1) Detecting existing and emerging hardware devices that aren't yet known by the network.
2) Analyzing hardware device telemetry.
3) Creating cognitive device recognition knowledge & device information.
4) Distributing this knowledge via knowledge updates to deviceOwl.

You can control how deviceOwl interacts with this network via deviceOwl preferences.


Household Smart Devices

The default "Basic Edition" of deviceOwl installed from the App Store includes the ability to detect Household Smart Devices.

A household smart device is one that is generally intended to make your life more convenient, increase your peace of mind, or security at home.

Generally speaking, these devices are not marketed, or intended with the singular purpose of spying on individuals, though this is commonly a by-product of their design, and an organization's transmission, handling, and centralization of captured personal information.


Covert Consumer Surveillance Devices

A subscription to deviceOwl "Advanced Edition" boosts deviceOwl's knowledge with the ability to detect Covert Consumer Surveillance Devices.

There is a big problem with covert surveillance devices today. Their open availability on e-commerce sites, such as eBay and Amazon, means their abuse is running rampant. These devices use specific design features to remain highly autonomous, and enables them to operate for weeks or months at a time without being noticed, or detected by traditional "IoT" network scanners.

Physical Disguise

Todays covert surveillance devices can have the form factors of objects that you might commonly expect to see in a household, rental room, conference room, or public area, and thus you may not immediately notice them. Examples include spy smoke alarms, spy USB wall chargers, spy cell phone battery boosters, spy bottles, and more. These are just a few examples, and the number of different form factors is increasing.

Miniaturization

These devices might also be miniaturized, making them difficult to find. In many cases, devices can be both disguised and use miniaturized cameras and microphones.
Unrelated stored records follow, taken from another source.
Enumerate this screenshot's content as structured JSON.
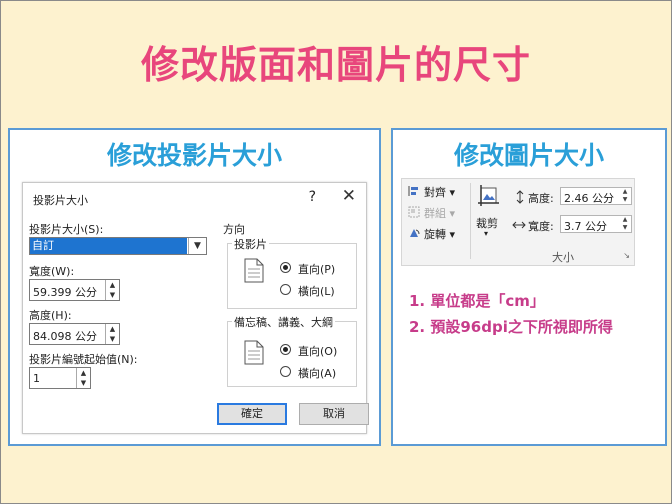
{
  "slide": {
    "title": "修改版面和圖片的尺寸",
    "left_heading": "修改投影片大小",
    "right_heading": "修改圖片大小",
    "colors": {
      "background": "#fdf2cf",
      "title": "#e8467c",
      "heading": "#2a9fd8",
      "panel_border": "#5b9bd5",
      "notes": "#c73c8a"
    }
  },
  "dialog": {
    "title": "投影片大小",
    "help": "?",
    "close": "✕",
    "size_label": "投影片大小(S):",
    "size_value": "自訂",
    "width_label": "寬度(W):",
    "width_value": "59.399 公分",
    "height_label": "高度(H):",
    "height_value": "84.098 公分",
    "numbering_label": "投影片編號起始值(N):",
    "numbering_value": "1",
    "orientation_label": "方向",
    "slides_group": "投影片",
    "notes_group": "備忘稿、講義、大綱",
    "portrait": "直向(P)",
    "landscape": "橫向(L)",
    "portrait2": "直向(O)",
    "landscape2": "橫向(A)",
    "ok": "確定",
    "cancel": "取消"
  },
  "ribbon": {
    "align": "對齊",
    "group": "群組",
    "rotate": "旋轉",
    "crop": "裁剪",
    "height_label": "高度:",
    "height_value": "2.46 公分",
    "width_label": "寬度:",
    "width_value": "3.7 公分",
    "size_group": "大小"
  },
  "notes": [
    "1. 單位都是「cm」",
    "2. 預設96dpi之下所視即所得"
  ]
}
Examples include spy screw cameras, and pinhole cameras.

Reflective Shields

These devices are also increasingly using methods to hide their surveillance sensors. Many of these devices now use reflective shields, and other techniques to hide their camera lenses, infra-red (IR) emitters, and microphones from being exposed by torches and lasers, commonly recommended as a way to help find surveillance devices.

Limited Network Footprint

These covert surveillance devices can capture surveillance data directly to a local storage device, such as an SD or TransFlash card for potentially weeks or months at a time, without broadcasting a network signal.

Even when they are remotely accessed, it is common for an operator to connect to the device directly via a P2P (peer-to-peer) wifi network, which can be used by the operator to temporarily communicate with the device.

This means the device is not necessarily going to be connected to a shared wifi network, and makes it difficult to be detected by traditional "IoT" network device scanners.

High Resolution

These devices can also capture video at a very high resolution, commonly 1080P and 4K. While night vision is now common, vendors are now starting to introduce color night vision.

The use of motion detectors, such as video motion detection (VMD) allows these devices to efficiently store high resolution surveillance data, without running out of storage.


Form Factor

Device form factors help deviceOwl recognize and classify devices. When deviceOwl analyzes a device, it uses a "Form Factor" that is selected by the user to help it more accurately classify the device. Also, when a known device is detected, the form factor (such as "Digital Clock") is also displayed near the top of the details area.

In deviceOwl, a device form factor refers generally to what a device looks like, or is meant to look like. A device with a given form factor may have varying degrees of surveillance potential, meaning it could be a household smart device, or a covert consumer surveillance device.

The current form factors used by deviceOwl, are detailed here. These are subject to change.